Homebuyers have just six months left to sign up to a savings plan that comes with a 25 per cent Government bonus when they buy their first property.
The Help To Buy Isa, which has paid an average bonus of £899 since its 2015 launch, will be withdrawn from sale on November 30.
Uptake of this scheme has been less than expected. The Office for Budget Responsibility dramatically cut its forecasts as to how much it will cost the Government in bonuses. At launch, it expected to pay out £823 million in 2019/2020. Now it forecasts just £150 million.
Getting on the property ladder: With a Help To Buy Isa, anyone over 16 can save up to £200 a month and benefit from the government bonus to buy a home
Those looking to get on the property ladder are confused as to how it works, research from Aldermore Bank shows. They should also grapple with the workings of the Lifetime Isa, which could give a better return.
The latter, launched in April 2017, just 16 months after the Help To Buy Isa, also pays out a 25 per cent government bonus to those purchasing their first home. But you can only get the government bonus on one of them when buying your first home. Which is better depends on how much you can afford to save and when you plan to buy.
With a Help To Buy Isa, anyone over 16 can save up to £200 a month (£1,200 in the first month) and benefit from the government bonus to buy a home up to £450,000 in London or £250,000 elsewhere. The maximum bonus over its life is £3,000.
On the full £200 a month (£2,400 a year), you qualify for a bonus of £600 each year, which is paid when you cash in your plan. You can boost this to £850 in the first year, as you can start by paying in a lump sum of £1,000.
Once you have opened a Help To Buy Isa, you can keep saving into it until November 30, 2029. You have until December 1, 2030, to claim your bonus.
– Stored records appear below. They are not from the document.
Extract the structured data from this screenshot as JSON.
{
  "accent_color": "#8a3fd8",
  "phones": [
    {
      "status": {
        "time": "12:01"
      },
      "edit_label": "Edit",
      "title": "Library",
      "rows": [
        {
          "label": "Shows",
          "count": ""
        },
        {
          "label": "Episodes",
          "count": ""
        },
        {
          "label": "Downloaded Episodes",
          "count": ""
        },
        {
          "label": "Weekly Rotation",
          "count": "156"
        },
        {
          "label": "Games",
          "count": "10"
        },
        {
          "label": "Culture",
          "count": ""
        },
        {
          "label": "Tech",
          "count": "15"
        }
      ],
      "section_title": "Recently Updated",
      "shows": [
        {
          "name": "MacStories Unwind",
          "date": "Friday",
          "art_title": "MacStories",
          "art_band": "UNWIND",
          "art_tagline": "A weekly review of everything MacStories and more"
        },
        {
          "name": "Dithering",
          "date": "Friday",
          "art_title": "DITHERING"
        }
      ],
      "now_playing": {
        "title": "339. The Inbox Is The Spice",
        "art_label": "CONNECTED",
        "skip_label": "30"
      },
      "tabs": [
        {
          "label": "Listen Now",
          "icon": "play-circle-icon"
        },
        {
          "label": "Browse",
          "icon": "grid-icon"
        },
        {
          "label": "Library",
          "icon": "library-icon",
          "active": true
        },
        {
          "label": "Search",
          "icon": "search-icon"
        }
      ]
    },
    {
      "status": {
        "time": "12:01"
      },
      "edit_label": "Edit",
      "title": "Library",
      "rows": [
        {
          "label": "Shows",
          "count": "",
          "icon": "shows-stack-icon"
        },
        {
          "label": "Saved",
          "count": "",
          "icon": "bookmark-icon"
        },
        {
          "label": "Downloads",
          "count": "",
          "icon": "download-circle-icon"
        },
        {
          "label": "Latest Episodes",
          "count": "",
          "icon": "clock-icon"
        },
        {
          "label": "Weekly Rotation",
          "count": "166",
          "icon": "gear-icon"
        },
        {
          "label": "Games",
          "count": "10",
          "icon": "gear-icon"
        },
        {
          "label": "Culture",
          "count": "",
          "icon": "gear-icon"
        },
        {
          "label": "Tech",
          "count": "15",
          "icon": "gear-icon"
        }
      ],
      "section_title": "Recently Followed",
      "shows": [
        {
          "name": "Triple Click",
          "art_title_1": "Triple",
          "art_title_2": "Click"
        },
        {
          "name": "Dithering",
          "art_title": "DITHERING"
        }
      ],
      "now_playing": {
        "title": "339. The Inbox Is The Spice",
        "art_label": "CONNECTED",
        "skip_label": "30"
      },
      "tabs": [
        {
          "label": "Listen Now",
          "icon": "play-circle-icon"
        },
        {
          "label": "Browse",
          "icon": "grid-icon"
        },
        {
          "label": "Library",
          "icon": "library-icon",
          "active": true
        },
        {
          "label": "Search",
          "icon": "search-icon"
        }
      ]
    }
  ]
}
The Lifetime Isa lets those aged between 18 and 39 save £4,000 each year, so the maximum annual bonus is £1,000. You qualify for the bonus if you use the money as a deposit for a first home worth no more than £450,000, or if you don’t touch it until you reach age 60.
If you use the money for anything else, there is a fierce 25 per cent penalty, which can leave you with less than you put in.
The Lifetime Isa might look better, but you must be sure you don’t want to buy in the next 12 months — the account must run for at least a year before you qualify for any bonus.
You have access to the money when you put down the deposit on your first home with the Lifetime version. A stumbling block with the Help To Buy Isa is that you only get the money when you pay for the house in full, rather than when you put down the deposit.
Both plans suitable for saving your cash deposit are available in the High Street. Only a handful — including Skipton, Newcastle and Nottingham building societies — offer the Lifetime Isa with rates around 1 per cent. Help To Buy Isas are more widely available, with best rates around 2.5 per cent at Newcastle BS, Virgin Money, Nationwide, Barclays and NatWest.